• Directions: Please report every line in the entries that contains the string "JSON".

Listed records START

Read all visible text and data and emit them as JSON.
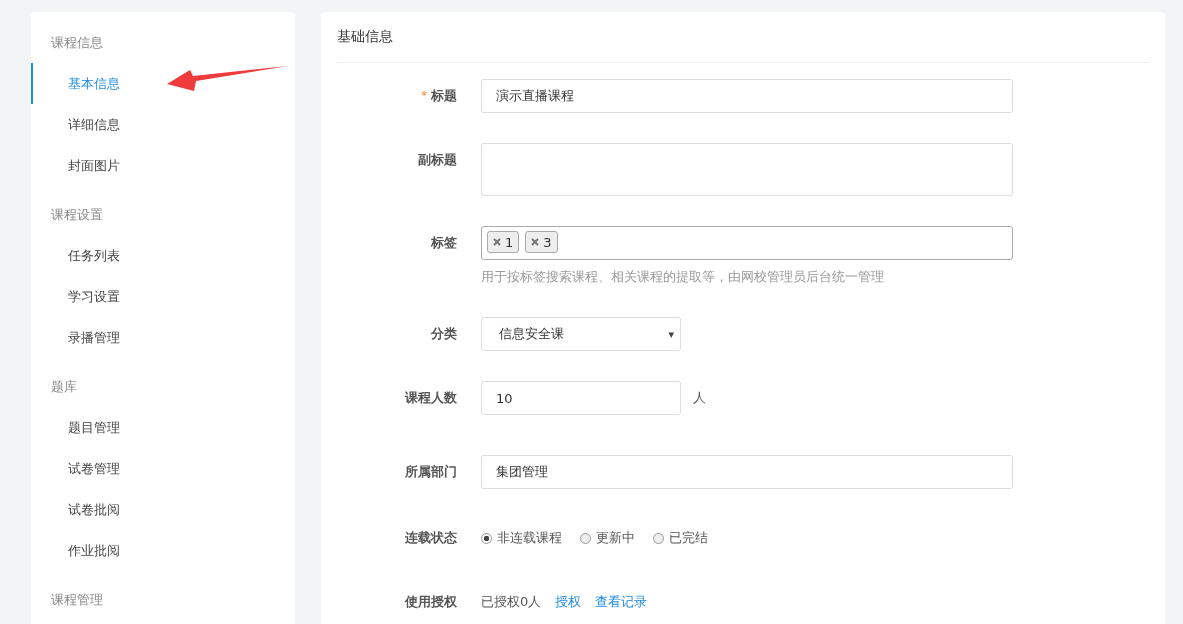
{
  "sidebar": {
    "groups": [
      {
        "title": "课程信息",
        "items": [
          {
            "label": "基本信息",
            "selected": true
          },
          {
            "label": "详细信息",
            "selected": false
          },
          {
            "label": "封面图片",
            "selected": false
          }
        ]
      },
      {
        "title": "课程设置",
        "items": [
          {
            "label": "任务列表",
            "selected": false
          },
          {
            "label": "学习设置",
            "selected": false
          },
          {
            "label": "录播管理",
            "selected": false
          }
        ]
      },
      {
        "title": "题库",
        "items": [
          {
            "label": "题目管理",
            "selected": false
          },
          {
            "label": "试卷管理",
            "selected": false
          },
          {
            "label": "试卷批阅",
            "selected": false
          },
          {
            "label": "作业批阅",
            "selected": false
          }
        ]
      },
      {
        "title": "课程管理"
      }
    ]
  },
  "panel": {
    "title": "基础信息",
    "required_mark": "*",
    "fields": [
      {
        "kind": "text",
        "label": "标题",
        "required": true,
        "value": "演示直播课程"
      },
      {
        "kind": "textarea",
        "label": "副标题",
        "required": false
      },
      {
        "kind": "tags",
        "label": "标签",
        "required": false,
        "tags": [
          "1",
          "3"
        ],
        "help": "用于按标签搜索课程、相关课程的提取等，由网校管理员后台统一管理"
      },
      {
        "kind": "select",
        "label": "分类",
        "required": false,
        "value": "信息安全课",
        "caret": "▾"
      },
      {
        "kind": "number",
        "label": "课程人数",
        "required": false,
        "value": "10",
        "unit": "人"
      },
      {
        "kind": "text",
        "label": "所属部门",
        "required": false,
        "value": "集团管理"
      },
      {
        "kind": "radio",
        "label": "连载状态",
        "required": false,
        "options": [
          {
            "label": "非连载课程",
            "selected": true
          },
          {
            "label": "更新中",
            "selected": false
          },
          {
            "label": "已完结",
            "selected": false
          }
        ]
      },
      {
        "kind": "auth",
        "label": "使用授权",
        "required": false,
        "text": "已授权0人",
        "links": [
          "授权",
          "查看记录"
        ]
      }
    ]
  }
}
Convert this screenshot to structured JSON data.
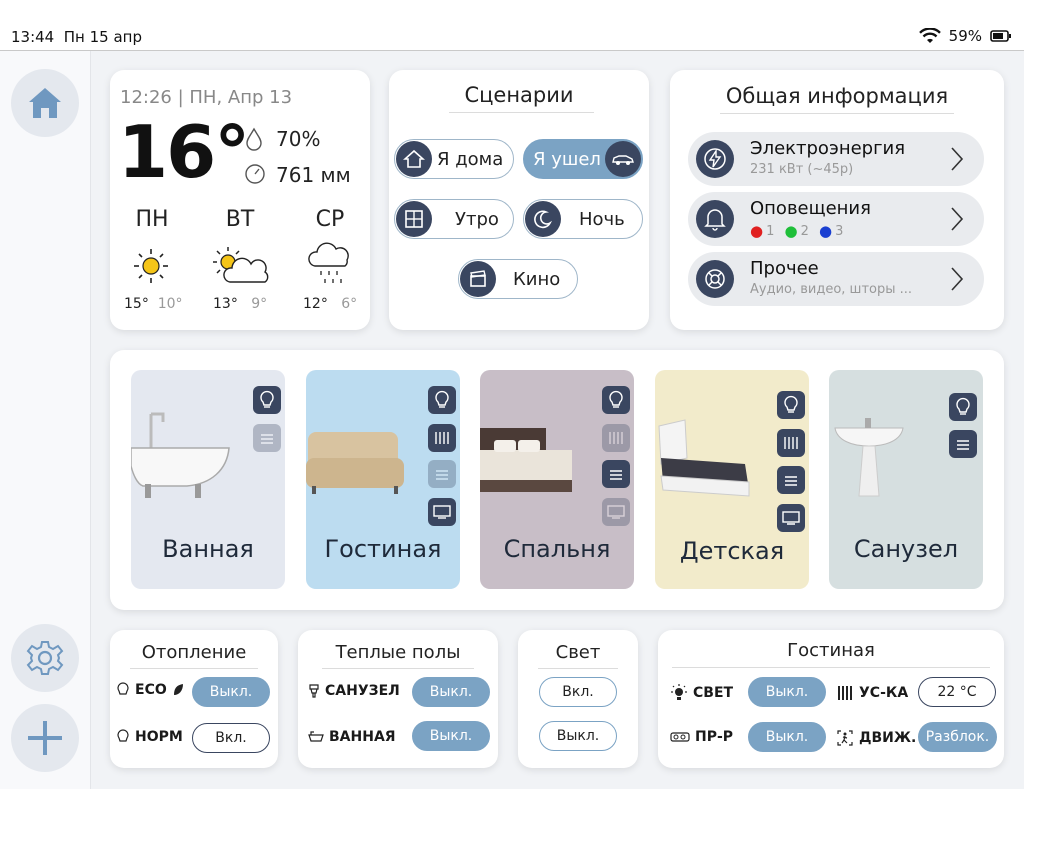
{
  "status": {
    "time": "13:44",
    "date": "Пн 15 апр",
    "battery": "59%"
  },
  "sidebar": {
    "home_icon": "home-icon",
    "settings_icon": "gear-icon",
    "add_icon": "plus-icon"
  },
  "weather": {
    "datetime": "12:26 | ПН, Апр 13",
    "temp": "16°",
    "humidity": "70%",
    "pressure": "761 мм",
    "days": [
      {
        "name": "ПН",
        "icon": "sun-icon",
        "hi": "15°",
        "lo": "10°"
      },
      {
        "name": "ВТ",
        "icon": "partly-cloudy-icon",
        "hi": "13°",
        "lo": "9°"
      },
      {
        "name": "СР",
        "icon": "snow-cloud-icon",
        "hi": "12°",
        "lo": "6°"
      }
    ]
  },
  "scenes": {
    "title": "Сценарии",
    "home": "Я дома",
    "away": "Я ушел",
    "morning": "Утро",
    "night": "Ночь",
    "cinema": "Кино"
  },
  "info": {
    "title": "Общая информация",
    "electricity": {
      "title": "Электроэнергия",
      "sub": "231 кВт (~45р)"
    },
    "alerts": {
      "title": "Оповещения",
      "c1": "1",
      "c2": "2",
      "c3": "3"
    },
    "other": {
      "title": "Прочее",
      "sub": "Аудио, видео, шторы ..."
    }
  },
  "rooms": {
    "bath": "Ванная",
    "living": "Гостиная",
    "bedroom": "Спальня",
    "kids": "Детская",
    "wc": "Санузел"
  },
  "heating": {
    "title": "Отопление",
    "eco": "ECO",
    "norm": "НОРМ",
    "eco_state": "Выкл.",
    "norm_state": "Вкл."
  },
  "floors": {
    "title": "Теплые полы",
    "wc": "САНУЗЕЛ",
    "bath": "ВАННАЯ",
    "wc_state": "Выкл.",
    "bath_state": "Выкл."
  },
  "light": {
    "title": "Свет",
    "on": "Вкл.",
    "off": "Выкл."
  },
  "living_panel": {
    "title": "Гостиная",
    "light": "СВЕТ",
    "light_state": "Выкл.",
    "heater": "УС-КА",
    "heater_value": "22 °C",
    "proj": "ПР-Р",
    "proj_state": "Выкл.",
    "motion": "ДВИЖ.",
    "motion_state": "Разблок."
  },
  "colors": {
    "accent": "#7ba3c4",
    "dark": "#3a4660",
    "bath_bg": "#e4e8f0",
    "living_bg": "#bcdcf0",
    "bed_bg": "#c8bec7",
    "kids_bg": "#f2ebcb",
    "wc_bg": "#d6dfe0"
  }
}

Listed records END

• Result of this task:
Read all visible text and data and emit them as JSON.
Convert this screenshot to structured JSON data.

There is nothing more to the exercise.